As the 25th Anniversary Rick Hansen Relay comes to a close today — nine months and two days after it began in Newfoundland — one Ladysmith resident is cherishing her participation in the milestone event.
Debby Baker, an accomplished marathon runner, was selected to be a medal bearer in Burnaby as the relay passed through Sat., May 19.
The Rick Hansen 25th Anniversary relay featured 7,000 medal bearers carrying the 85-milimetre silver tribute to the original journey across Canada in sections, recreating the path Rick Hansen took in his wheelchair from 1985 to 1987.
Baker was assigned a 250-metre section to be completed in a four-minute time limit.

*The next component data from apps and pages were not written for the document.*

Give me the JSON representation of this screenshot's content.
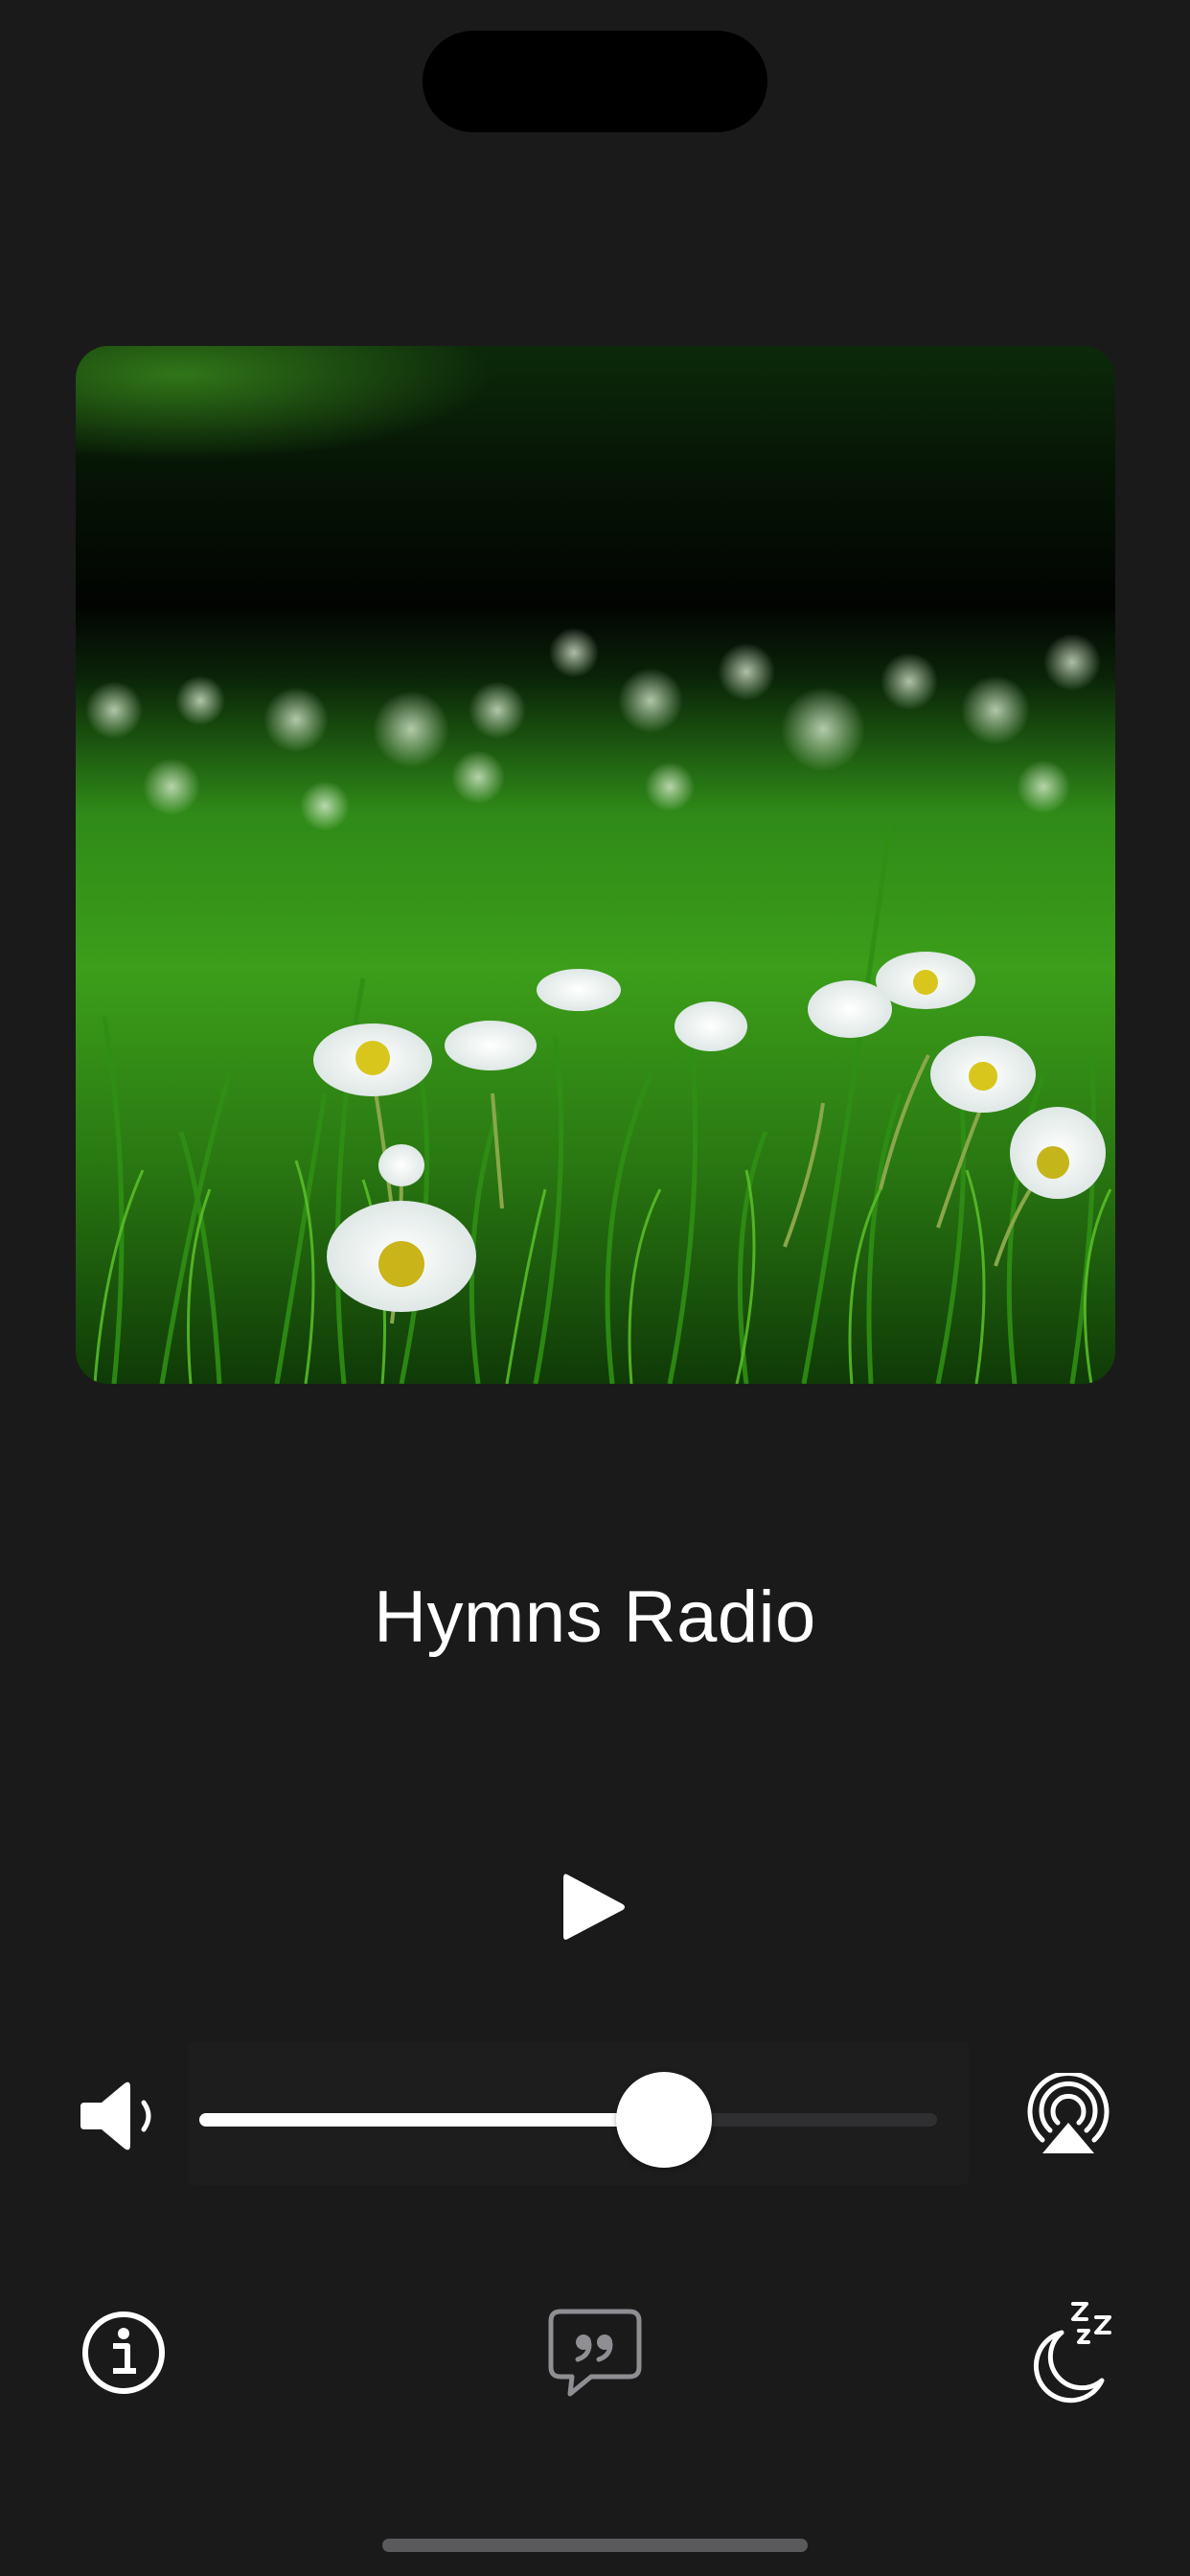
{
  "player": {
    "station_title": "Hymns Radio",
    "artwork_description": "daisy-field-artwork",
    "is_playing": false,
    "play_icon": "play-icon"
  },
  "volume": {
    "level": 0.63,
    "min_icon": "speaker-icon",
    "route_icon": "airplay-icon"
  },
  "toolbar": {
    "info_icon": "info-icon",
    "lyrics_icon": "quote-bubble-icon",
    "sleep_icon": "sleep-timer-icon"
  },
  "colors": {
    "background": "#1a1a1a",
    "foreground": "#ffffff",
    "track": "#2f2f31",
    "muted_icon": "#8e8e93"
  }
}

“It’s kind of like being a torch bearer — you get your uniform, they give you pants and a commemorative jacket and a toque, and you get a medal to keep,” Baker explained.
Each medal bearer is selected because they are a difference maker in the community.
“I applied to be a torch bearer when the Olympics came but I didn’t get chosen for that, so I thought this would be a chance to participate in something that was part of a cross-Canada event,” Baker explained. “I got a call about a week ago saying that I had been chosen to be one of the medal bearers.”
Baker said she has fond memories of living in Alberta when Hansen came through.
“I think he is such a fantastic man and he’s accomplished so much. To me, life has dealt him some tough cards and he’s made the most of it,” she said. “That’s inspiring for each one of us to try and do the most we can do.”
Baker is a four-time marathon runner for Team Diabetes Canada. Since 2005, she has run marathons in Italy, Iceland, Oregon and New York, raising a combined total of more than $40,000 for the cause. She plans to run her fifth, and final run for Team Diabetes in 2013 in Dublin, Ireland.
Baker started running for the team as a tribute to a former mentor who took Baker under her wing when she started in law 25 years ago.
“Through the years, I saw that even though she took care of herself really well health-wise, diabetes still has effects,” she said. “I did that race to honour her and all that she had done for me, and when I finished the [first] race, I brought the medal back and gave it to her.”
Baker’s sister is also diabetic.
Baker says she will continue to fundraise and compete in events, but she would like to scale back.
“I think a half marathon at my age is a nice distance,” she laughed, adding that she has been grateful to be supported by the Ladysmith community in her fundraising efforts.
“I really have always found that the community has been tremendously supportive of my efforts in that regard.”